(MATERIAL TO PROCESS begins)

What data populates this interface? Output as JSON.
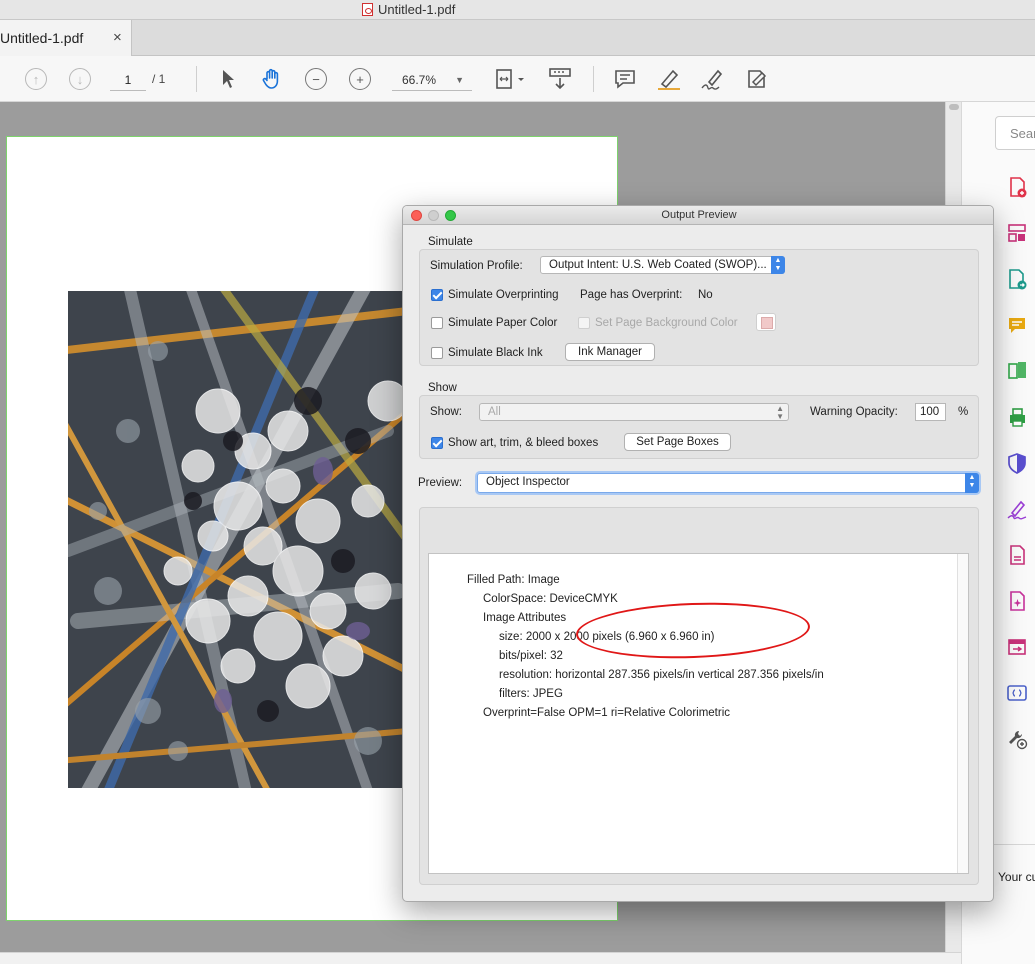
{
  "window": {
    "title": "Untitled-1.pdf"
  },
  "tab": {
    "name": "Untitled-1.pdf",
    "close": "×"
  },
  "toolbar": {
    "page_current": "1",
    "page_total": "/ 1",
    "zoom": "66.7%"
  },
  "tools_pane": {
    "search_placeholder": "Sear",
    "footer_text": "Your cu",
    "icon_colors": [
      "#e0334a",
      "#c8327a",
      "#1d9a8c",
      "#e8a912",
      "#31a84a",
      "#2f9e45",
      "#5a4fcf",
      "#9b3fd6",
      "#c7327a",
      "#c7329b",
      "#c8327a",
      "#4b61c9",
      "#555555"
    ]
  },
  "dialog": {
    "title": "Output Preview",
    "simulate": {
      "section_label": "Simulate",
      "profile_label": "Simulation Profile:",
      "profile_value": "Output Intent: U.S. Web Coated (SWOP)...",
      "overprinting_label": "Simulate Overprinting",
      "overprinting_checked": true,
      "page_overprint_label": "Page has Overprint:",
      "page_overprint_value": "No",
      "paper_color_label": "Simulate Paper Color",
      "paper_color_checked": false,
      "page_bg_label": "Set Page Background Color",
      "black_ink_label": "Simulate Black Ink",
      "black_ink_checked": false,
      "ink_manager_label": "Ink Manager"
    },
    "show": {
      "section_label": "Show",
      "show_label": "Show:",
      "show_value": "All",
      "warning_label": "Warning Opacity:",
      "warning_value": "100",
      "warning_unit": "%",
      "boxes_label": "Show art, trim, & bleed boxes",
      "boxes_checked": true,
      "set_page_boxes_label": "Set Page Boxes"
    },
    "preview": {
      "label": "Preview:",
      "value": "Object Inspector"
    },
    "inspector": {
      "lines": [
        "Filled Path: Image",
        "ColorSpace: DeviceCMYK",
        "Image Attributes",
        "size: 2000 x 2000 pixels (6.960 x 6.960 in)",
        "bits/pixel: 32",
        "resolution: horizontal 287.356 pixels/in vertical 287.356 pixels/in",
        "filters: JPEG",
        "Overprint=False OPM=1 ri=Relative Colorimetric"
      ]
    }
  },
  "colors": {
    "accent": "#3d86e8",
    "page_border": "#7ed36d",
    "annotation": "#e01717"
  }
}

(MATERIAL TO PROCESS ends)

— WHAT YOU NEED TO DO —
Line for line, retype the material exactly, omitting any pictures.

— RESPONSE —
What data populates this interface? Output as JSON.
{
  "window": {
    "title": "Untitled-1.pdf"
  },
  "tab": {
    "name": "Untitled-1.pdf",
    "close": "×"
  },
  "toolbar": {
    "page_current": "1",
    "page_total": "/ 1",
    "zoom": "66.7%"
  },
  "tools_pane": {
    "search_placeholder": "Sear",
    "footer_text": "Your cu",
    "icon_colors": [
      "#e0334a",
      "#c8327a",
      "#1d9a8c",
      "#e8a912",
      "#31a84a",
      "#2f9e45",
      "#5a4fcf",
      "#9b3fd6",
      "#c7327a",
      "#c7329b",
      "#c8327a",
      "#4b61c9",
      "#555555"
    ]
  },
  "dialog": {
    "title": "Output Preview",
    "simulate": {
      "section_label": "Simulate",
      "profile_label": "Simulation Profile:",
      "profile_value": "Output Intent: U.S. Web Coated (SWOP)...",
      "overprinting_label": "Simulate Overprinting",
      "overprinting_checked": true,
      "page_overprint_label": "Page has Overprint:",
      "page_overprint_value": "No",
      "paper_color_label": "Simulate Paper Color",
      "paper_color_checked": false,
      "page_bg_label": "Set Page Background Color",
      "black_ink_label": "Simulate Black Ink",
      "black_ink_checked": false,
      "ink_manager_label": "Ink Manager"
    },
    "show": {
      "section_label": "Show",
      "show_label": "Show:",
      "show_value": "All",
      "warning_label": "Warning Opacity:",
      "warning_value": "100",
      "warning_unit": "%",
      "boxes_label": "Show art, trim, & bleed boxes",
      "boxes_checked": true,
      "set_page_boxes_label": "Set Page Boxes"
    },
    "preview": {
      "label": "Preview:",
      "value": "Object Inspector"
    },
    "inspector": {
      "lines": [
        "Filled Path: Image",
        "ColorSpace: DeviceCMYK",
        "Image Attributes",
        "size: 2000 x 2000 pixels (6.960 x 6.960 in)",
        "bits/pixel: 32",
        "resolution: horizontal 287.356 pixels/in vertical 287.356 pixels/in",
        "filters: JPEG",
        "Overprint=False OPM=1 ri=Relative Colorimetric"
      ]
    }
  },
  "colors": {
    "accent": "#3d86e8",
    "page_border": "#7ed36d",
    "annotation": "#e01717"
  }
}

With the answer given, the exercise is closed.